START MATERIAL PROVIDED

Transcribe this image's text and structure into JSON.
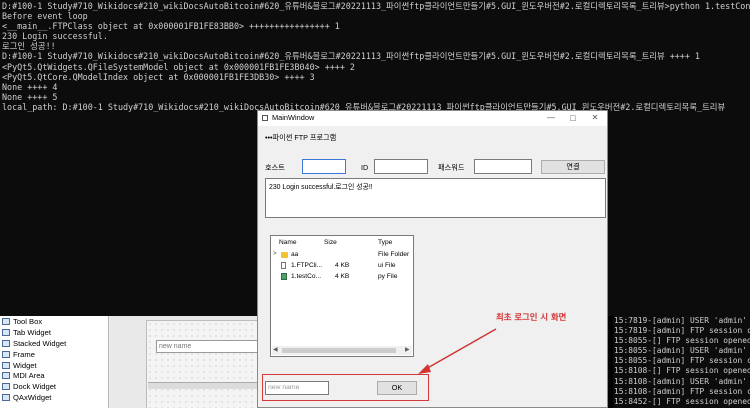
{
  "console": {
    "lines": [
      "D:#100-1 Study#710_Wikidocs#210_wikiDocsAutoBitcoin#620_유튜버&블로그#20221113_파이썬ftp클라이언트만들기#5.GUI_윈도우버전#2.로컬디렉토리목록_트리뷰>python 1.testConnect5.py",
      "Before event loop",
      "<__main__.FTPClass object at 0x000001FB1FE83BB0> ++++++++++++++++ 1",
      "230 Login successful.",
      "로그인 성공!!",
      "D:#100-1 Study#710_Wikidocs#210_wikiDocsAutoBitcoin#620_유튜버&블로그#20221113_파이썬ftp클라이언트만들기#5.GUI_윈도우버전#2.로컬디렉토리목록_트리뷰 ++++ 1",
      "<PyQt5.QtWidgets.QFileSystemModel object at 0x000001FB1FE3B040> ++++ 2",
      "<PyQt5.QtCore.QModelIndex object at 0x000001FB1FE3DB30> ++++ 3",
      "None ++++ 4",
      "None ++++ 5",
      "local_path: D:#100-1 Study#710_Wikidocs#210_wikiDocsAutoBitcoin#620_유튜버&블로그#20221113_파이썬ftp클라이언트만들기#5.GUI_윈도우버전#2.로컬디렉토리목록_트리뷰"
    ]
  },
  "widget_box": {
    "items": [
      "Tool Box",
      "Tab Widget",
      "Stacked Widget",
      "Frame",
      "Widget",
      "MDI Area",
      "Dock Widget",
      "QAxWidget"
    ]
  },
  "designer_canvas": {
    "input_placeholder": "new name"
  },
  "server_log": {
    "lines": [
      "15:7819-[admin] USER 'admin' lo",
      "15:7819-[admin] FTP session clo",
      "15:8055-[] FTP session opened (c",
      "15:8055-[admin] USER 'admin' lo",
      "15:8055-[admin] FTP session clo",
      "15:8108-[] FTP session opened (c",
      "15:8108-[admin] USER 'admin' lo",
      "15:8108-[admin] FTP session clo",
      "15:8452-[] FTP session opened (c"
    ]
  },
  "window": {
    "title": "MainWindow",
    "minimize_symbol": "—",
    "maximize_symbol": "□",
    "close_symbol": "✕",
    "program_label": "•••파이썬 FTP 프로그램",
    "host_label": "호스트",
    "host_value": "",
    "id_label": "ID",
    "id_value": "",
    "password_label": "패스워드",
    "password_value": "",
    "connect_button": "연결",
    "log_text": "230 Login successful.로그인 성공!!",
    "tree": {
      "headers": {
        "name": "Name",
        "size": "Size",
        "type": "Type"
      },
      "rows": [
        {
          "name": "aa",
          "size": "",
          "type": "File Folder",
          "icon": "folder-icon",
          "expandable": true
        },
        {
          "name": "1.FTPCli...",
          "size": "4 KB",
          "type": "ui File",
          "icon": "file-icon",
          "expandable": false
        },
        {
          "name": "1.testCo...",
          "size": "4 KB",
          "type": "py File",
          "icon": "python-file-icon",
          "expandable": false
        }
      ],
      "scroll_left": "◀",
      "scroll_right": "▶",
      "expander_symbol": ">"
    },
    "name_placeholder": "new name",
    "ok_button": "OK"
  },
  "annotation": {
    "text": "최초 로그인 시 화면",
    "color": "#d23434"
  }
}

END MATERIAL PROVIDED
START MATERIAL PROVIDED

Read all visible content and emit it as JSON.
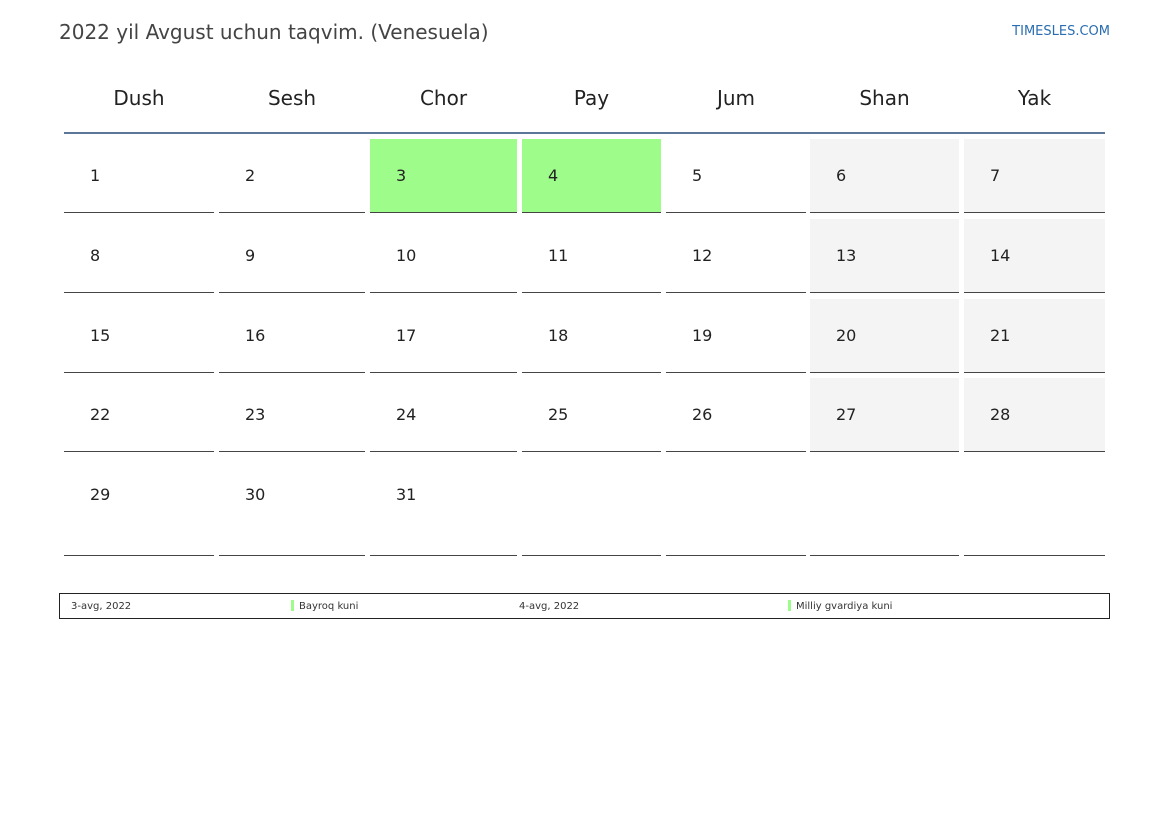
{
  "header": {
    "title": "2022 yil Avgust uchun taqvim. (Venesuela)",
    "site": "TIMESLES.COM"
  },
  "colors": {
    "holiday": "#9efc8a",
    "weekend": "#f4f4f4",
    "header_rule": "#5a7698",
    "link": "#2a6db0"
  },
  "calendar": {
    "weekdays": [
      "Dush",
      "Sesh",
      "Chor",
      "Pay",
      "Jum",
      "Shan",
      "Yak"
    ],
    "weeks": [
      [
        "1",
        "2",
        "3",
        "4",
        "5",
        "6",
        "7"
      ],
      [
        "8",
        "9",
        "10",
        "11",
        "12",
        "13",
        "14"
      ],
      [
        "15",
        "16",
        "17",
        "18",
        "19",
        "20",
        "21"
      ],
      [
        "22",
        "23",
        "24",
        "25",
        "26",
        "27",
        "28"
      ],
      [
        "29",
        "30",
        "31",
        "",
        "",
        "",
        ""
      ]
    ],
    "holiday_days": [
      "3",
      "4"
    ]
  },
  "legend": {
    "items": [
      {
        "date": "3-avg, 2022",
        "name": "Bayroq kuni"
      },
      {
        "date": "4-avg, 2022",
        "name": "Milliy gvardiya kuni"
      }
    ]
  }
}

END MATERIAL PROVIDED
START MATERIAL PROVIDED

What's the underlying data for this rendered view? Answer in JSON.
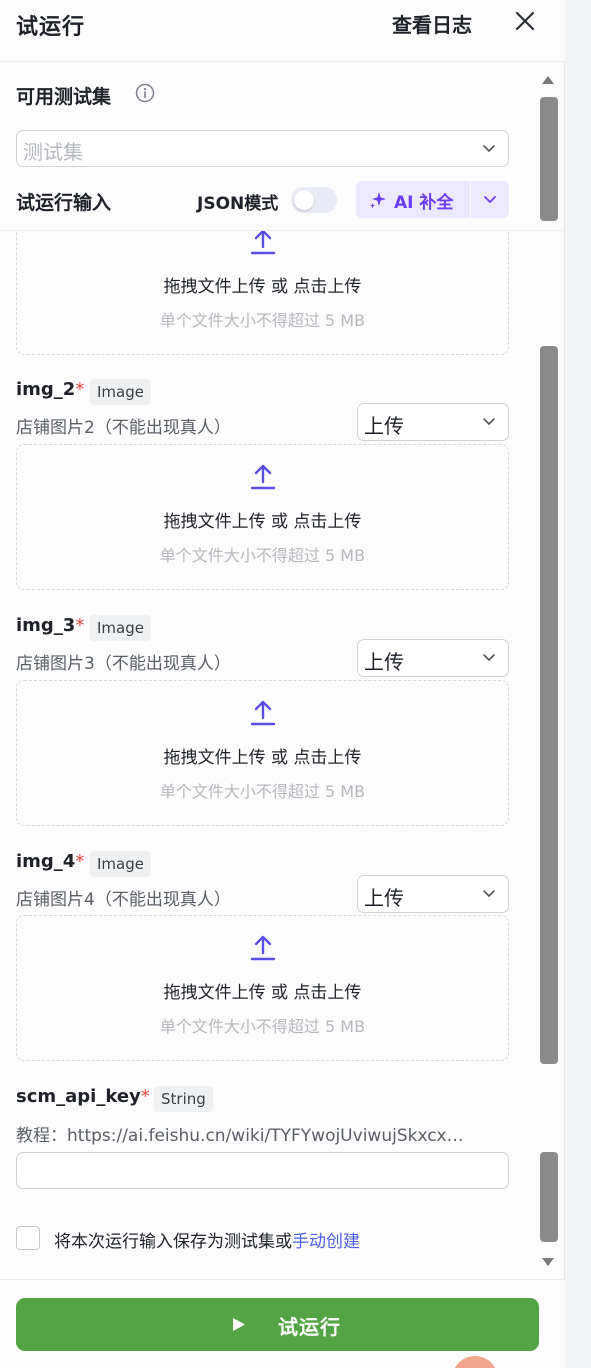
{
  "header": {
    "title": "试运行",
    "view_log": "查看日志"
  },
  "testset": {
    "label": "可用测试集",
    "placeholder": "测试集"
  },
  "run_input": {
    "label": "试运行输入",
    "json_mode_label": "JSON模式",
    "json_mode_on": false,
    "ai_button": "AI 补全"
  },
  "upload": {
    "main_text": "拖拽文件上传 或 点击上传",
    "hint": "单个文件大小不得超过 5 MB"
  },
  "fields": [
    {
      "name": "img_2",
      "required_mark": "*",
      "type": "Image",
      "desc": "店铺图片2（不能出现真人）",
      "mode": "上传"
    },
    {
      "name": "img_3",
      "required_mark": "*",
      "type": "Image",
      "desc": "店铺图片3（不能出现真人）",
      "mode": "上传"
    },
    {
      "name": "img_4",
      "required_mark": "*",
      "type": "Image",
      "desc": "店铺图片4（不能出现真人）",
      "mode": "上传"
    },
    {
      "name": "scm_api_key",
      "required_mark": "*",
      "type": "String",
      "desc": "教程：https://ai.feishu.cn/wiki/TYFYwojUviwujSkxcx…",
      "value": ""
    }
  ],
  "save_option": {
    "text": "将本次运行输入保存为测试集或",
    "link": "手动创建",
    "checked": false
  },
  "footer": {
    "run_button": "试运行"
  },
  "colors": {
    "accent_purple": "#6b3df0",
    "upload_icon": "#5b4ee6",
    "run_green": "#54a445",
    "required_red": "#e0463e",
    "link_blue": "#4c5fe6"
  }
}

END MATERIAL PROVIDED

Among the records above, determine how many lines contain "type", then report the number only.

RESPONSE. 8